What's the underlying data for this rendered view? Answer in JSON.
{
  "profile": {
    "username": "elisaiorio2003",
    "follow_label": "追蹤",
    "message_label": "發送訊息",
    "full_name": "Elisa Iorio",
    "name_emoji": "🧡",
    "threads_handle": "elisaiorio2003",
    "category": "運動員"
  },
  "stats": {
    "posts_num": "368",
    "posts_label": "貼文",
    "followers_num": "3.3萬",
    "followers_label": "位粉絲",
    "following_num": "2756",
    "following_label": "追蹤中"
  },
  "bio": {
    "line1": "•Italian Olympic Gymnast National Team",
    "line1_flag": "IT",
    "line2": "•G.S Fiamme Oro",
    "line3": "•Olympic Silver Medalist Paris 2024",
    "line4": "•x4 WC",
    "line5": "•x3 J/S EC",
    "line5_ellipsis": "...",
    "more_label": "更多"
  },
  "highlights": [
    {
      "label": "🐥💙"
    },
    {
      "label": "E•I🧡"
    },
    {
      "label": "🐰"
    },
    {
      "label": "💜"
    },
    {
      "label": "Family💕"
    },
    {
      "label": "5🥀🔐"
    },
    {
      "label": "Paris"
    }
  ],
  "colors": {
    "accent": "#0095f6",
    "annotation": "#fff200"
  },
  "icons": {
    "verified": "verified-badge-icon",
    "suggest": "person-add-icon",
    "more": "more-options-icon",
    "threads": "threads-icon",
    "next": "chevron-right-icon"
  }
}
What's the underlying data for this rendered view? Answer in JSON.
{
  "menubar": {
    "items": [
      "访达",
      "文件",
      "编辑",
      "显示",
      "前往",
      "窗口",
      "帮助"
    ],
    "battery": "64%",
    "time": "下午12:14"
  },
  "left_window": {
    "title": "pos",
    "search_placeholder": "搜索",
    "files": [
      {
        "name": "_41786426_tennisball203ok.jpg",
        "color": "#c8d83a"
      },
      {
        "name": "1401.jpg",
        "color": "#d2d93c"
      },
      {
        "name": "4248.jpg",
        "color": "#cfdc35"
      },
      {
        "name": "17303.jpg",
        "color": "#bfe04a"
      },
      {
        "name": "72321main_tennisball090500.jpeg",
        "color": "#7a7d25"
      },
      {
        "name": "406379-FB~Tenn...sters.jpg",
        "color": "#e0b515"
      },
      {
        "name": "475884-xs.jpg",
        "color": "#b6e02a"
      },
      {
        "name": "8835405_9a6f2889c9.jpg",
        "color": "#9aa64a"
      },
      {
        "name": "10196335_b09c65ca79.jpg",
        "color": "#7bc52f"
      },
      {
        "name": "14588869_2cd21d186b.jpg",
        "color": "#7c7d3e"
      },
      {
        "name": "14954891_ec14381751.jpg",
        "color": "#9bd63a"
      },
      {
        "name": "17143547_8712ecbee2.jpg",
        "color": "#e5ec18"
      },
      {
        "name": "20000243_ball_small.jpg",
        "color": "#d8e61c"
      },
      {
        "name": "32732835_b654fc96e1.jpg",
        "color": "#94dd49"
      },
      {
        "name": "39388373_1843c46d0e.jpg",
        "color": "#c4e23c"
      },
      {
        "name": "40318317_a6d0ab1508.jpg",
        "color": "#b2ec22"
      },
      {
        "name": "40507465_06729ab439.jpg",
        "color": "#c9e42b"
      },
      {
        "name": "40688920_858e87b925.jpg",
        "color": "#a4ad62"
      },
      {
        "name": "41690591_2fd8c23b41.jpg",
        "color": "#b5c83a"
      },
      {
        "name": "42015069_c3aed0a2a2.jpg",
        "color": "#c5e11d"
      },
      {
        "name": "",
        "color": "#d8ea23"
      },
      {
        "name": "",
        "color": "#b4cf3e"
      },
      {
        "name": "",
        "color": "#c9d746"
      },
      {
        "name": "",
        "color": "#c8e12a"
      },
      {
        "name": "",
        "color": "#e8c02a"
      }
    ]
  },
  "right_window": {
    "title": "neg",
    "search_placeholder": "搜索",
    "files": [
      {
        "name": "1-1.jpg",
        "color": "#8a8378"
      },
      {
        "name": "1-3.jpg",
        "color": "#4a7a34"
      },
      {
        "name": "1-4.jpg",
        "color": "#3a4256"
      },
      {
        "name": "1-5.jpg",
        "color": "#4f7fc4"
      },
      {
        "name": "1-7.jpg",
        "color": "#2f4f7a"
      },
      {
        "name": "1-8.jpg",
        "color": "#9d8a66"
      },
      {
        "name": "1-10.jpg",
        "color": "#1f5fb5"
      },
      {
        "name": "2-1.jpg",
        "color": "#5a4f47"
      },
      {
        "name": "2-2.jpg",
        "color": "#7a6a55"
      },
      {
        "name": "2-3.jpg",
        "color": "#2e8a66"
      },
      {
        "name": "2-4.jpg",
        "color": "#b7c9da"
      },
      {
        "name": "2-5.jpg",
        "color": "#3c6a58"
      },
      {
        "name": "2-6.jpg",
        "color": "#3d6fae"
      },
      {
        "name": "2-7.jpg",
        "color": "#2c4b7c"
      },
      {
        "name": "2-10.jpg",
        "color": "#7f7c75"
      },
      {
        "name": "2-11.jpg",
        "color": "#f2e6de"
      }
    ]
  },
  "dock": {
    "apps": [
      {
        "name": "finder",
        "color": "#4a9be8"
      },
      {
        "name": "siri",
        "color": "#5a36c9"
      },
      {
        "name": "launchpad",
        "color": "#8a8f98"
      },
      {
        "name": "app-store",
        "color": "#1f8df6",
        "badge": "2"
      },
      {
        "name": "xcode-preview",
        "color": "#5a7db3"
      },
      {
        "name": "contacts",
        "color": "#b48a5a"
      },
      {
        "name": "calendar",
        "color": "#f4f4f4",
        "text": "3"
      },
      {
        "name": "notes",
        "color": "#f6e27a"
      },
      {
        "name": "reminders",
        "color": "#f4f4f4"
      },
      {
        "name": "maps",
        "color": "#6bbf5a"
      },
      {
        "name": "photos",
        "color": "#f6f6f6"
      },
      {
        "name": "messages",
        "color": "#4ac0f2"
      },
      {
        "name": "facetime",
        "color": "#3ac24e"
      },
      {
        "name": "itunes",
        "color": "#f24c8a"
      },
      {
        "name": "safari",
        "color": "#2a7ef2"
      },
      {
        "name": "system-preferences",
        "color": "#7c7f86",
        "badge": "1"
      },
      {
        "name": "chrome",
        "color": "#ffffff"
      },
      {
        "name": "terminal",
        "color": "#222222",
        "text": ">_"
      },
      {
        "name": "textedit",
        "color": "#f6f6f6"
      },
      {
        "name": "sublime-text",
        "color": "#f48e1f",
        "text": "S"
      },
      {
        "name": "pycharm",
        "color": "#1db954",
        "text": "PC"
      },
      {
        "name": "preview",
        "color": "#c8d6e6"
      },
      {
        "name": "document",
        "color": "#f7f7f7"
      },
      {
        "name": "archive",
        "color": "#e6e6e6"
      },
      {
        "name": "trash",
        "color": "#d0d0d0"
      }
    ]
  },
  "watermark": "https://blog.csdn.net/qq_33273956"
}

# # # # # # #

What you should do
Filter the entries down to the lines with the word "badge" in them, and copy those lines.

Exercise result
    "verified": "verified-badge-icon",
        "badge": "2"
        "badge": "1"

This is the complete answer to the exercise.